Presentation on theme: "Cutting the Rope p.212. Goal: To understand why Leunig thinks it’s important to “cut the rope” and be free."— Presentation transcript:
Cutting the Rope p.212
Goal: To understand why Leunig thinks it’s important to “cut the rope” and be free.
What is cutting the rope? Ignoring societal expectations. To stop being influenced by other’s perceptions of reality. Connects to ideal: In order to be free, we must define reality in our own terms
Rehabilitation- ‘to restore to normal health.’ The ‘rehab’ centres that pop stars like Britney get sent to are not what Leunig would consider places of rehabilitation. They in fact only pressure people to conform into the social norms of our society: “her minders seem just as determined to get a new rope around Britney’s neck and lead her into ‘rehab’.”
Crazy or winning? Is he crazy? Or is it the society that we view as normal that has pushed him to this place?
Madness – a way to cut the rope “Zorba the Greek wisely said, ‘A man needs a little madness, or else he never dares cut the rope and be free’.” “we need at least a sweet little tincture of madness…if we don’t…it will certainly be provided by fate in due course, in a size that may be far too big for us” (if we don’t allow ourselves to be our natural, peculiar selves, we will go too crazy trying to be “normal”)
“a man needs a little gang-gang cockatoo or he will never dare cut the rope and be free” Leunig views nature as the real place for rehabilitation. His home, a small place out in the country; ngurra (aboriginal for country), is where he finds peace and his true self. People may view him as being “out of touch with the human condition” here p.216 but he maintains that he’s not in fantasy, he’s in rehab. And he believes “the entire world is longing for respite and healing” Nature – a way to cut the rope
Our obsession with being ‘attractive’ has led to our world becoming extremely materialistic. This is why Leunig values nature as a way of escaping from this insanity, and as a reminder to value what we have around us: the land, other people and our true selves.
Welcome to our Drought... P.1-6 How a drought can alter our reality: - “a kind of letting-go and a brokenness. You let go of many things: garden plants, various hopes about life itself, and most of all, your remnant and pathetically human notions of normality and perfection”

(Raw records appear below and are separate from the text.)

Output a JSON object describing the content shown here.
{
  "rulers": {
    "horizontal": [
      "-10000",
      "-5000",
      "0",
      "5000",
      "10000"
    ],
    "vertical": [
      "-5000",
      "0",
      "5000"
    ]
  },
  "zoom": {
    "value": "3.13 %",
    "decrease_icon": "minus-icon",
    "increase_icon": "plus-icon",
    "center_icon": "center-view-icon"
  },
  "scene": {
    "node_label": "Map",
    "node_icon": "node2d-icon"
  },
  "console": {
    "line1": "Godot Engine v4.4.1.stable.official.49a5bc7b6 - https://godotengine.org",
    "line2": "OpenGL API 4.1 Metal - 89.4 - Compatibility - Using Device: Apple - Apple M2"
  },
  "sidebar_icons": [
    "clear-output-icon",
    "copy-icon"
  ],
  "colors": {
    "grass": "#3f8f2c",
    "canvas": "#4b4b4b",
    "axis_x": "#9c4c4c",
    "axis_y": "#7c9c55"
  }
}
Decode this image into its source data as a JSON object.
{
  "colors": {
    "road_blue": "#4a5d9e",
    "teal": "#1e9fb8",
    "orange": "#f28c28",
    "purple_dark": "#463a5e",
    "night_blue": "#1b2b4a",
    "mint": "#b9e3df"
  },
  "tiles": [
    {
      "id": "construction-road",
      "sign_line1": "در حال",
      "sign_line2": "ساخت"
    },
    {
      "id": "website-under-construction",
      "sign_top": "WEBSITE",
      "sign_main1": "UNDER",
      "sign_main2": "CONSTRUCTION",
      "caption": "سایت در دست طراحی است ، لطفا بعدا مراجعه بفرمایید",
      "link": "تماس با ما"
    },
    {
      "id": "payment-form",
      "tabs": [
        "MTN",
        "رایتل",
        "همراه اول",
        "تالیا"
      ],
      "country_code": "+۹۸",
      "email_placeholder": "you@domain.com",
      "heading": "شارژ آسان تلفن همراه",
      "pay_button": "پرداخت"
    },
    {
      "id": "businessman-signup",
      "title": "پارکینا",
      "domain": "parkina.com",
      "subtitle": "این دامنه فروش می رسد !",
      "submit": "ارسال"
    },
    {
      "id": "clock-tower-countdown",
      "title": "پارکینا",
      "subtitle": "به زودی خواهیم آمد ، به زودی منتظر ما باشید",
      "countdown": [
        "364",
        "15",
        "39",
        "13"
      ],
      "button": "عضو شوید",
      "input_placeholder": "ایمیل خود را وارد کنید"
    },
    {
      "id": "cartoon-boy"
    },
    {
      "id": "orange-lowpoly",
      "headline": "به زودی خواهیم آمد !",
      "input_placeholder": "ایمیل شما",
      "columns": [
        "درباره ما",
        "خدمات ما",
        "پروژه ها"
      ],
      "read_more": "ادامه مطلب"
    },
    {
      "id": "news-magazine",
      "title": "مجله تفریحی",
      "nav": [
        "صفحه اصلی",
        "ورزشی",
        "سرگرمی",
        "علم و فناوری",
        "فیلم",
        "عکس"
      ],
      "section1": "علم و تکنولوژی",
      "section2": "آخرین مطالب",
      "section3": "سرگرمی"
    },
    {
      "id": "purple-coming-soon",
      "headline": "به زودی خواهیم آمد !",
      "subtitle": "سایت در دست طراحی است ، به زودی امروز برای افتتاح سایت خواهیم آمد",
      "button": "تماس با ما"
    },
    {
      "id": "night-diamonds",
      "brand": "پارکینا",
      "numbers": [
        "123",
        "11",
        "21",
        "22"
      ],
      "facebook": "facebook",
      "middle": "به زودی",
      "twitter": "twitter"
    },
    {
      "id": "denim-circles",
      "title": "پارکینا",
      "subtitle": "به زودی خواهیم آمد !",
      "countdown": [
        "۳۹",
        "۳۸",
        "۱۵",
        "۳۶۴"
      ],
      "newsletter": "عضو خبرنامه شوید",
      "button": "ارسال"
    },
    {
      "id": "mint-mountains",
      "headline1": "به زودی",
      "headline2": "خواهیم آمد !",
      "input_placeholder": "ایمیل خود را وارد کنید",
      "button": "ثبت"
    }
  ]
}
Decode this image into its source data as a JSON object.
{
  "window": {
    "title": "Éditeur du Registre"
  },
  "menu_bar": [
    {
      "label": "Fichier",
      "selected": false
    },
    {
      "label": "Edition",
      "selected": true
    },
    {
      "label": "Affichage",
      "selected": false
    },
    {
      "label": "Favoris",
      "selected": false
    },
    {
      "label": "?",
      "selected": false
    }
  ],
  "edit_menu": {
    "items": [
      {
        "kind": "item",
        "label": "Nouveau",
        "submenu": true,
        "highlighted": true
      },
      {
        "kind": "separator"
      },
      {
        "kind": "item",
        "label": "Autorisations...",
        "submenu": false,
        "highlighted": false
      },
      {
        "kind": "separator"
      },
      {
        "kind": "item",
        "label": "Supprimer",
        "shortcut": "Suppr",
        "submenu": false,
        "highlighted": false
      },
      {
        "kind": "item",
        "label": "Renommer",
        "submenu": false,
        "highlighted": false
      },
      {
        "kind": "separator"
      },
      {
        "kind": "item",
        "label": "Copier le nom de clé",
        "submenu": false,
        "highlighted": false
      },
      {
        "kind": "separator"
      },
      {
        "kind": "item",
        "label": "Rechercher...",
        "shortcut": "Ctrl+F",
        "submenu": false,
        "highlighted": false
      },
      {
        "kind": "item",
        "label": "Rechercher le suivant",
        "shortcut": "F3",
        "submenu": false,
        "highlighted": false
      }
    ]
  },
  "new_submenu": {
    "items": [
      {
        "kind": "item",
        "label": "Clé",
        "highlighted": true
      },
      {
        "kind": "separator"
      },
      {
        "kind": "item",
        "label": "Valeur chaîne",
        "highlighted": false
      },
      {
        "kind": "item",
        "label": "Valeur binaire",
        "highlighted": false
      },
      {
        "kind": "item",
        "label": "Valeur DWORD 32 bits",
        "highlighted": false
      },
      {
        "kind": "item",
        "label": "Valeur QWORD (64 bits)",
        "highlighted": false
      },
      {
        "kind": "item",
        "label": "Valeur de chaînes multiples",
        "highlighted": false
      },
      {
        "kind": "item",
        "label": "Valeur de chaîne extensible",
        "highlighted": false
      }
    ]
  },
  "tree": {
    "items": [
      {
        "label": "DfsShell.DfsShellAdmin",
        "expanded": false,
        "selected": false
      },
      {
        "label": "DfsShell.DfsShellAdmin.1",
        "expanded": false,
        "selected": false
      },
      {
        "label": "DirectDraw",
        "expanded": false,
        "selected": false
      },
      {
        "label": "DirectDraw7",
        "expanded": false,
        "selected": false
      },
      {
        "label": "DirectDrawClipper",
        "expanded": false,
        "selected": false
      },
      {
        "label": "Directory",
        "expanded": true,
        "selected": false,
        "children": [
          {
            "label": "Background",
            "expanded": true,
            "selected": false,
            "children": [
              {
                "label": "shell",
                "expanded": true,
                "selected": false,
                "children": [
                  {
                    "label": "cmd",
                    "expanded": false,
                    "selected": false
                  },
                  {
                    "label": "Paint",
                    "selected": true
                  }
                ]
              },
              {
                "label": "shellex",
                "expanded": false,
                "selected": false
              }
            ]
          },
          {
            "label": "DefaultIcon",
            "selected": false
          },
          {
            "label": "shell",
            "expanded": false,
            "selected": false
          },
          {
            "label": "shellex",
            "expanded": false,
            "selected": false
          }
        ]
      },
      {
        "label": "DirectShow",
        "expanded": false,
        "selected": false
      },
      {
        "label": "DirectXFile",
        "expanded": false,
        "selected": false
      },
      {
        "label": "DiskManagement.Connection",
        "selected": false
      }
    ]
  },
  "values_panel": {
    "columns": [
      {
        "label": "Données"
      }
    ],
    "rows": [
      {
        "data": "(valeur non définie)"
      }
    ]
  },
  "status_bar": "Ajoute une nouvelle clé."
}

The reality we are faced with in the media is that of a “brutal and crazy world” so to relieve us off this harsh fact instead we read celebrity gossip and failed boob jobs. This is to prevent us from being “troubled... negative or unhappy” which would make us not very “fun at a party”. This would be unattractive.
Leunig seems to be suggesting that this acceptance of the world as it is (cruel, unforgiving, inequitable) is in fact the insane thing. Even a Buddhist once said to him that ‘“it’s just what is”- the general point that to rage against a brutal, crazy world would be futile.’
What do you think? It is pointless to try to improve the world It is morally wrong to simply accept cruelty and injustices in this world ---------------------------------------------------------------------- Wherever you move, be prepared to justify where you are standing.
Questions: Do you think we have a moral responsibility to try and improve our world, even if the majority seem to see it as a futile pursuit? Is it okay to change channels or to stop listening when the news is too confronting? (How could we connect this to Leunig’s ideas in ‘Blood, Guts, Violence and Death’?)
Concept Map Draw a diagram that shows how the ideas in these essays are connected: Hello, Welcome to our Drought Thou Shalt be Attractive Blood, Guts, Violence and Death Mania Posing as Passion Cutting the Rope
Return to Learning Goal: Why does Leunig think it’s important to “cut the rope” and be free? Your understanding: /4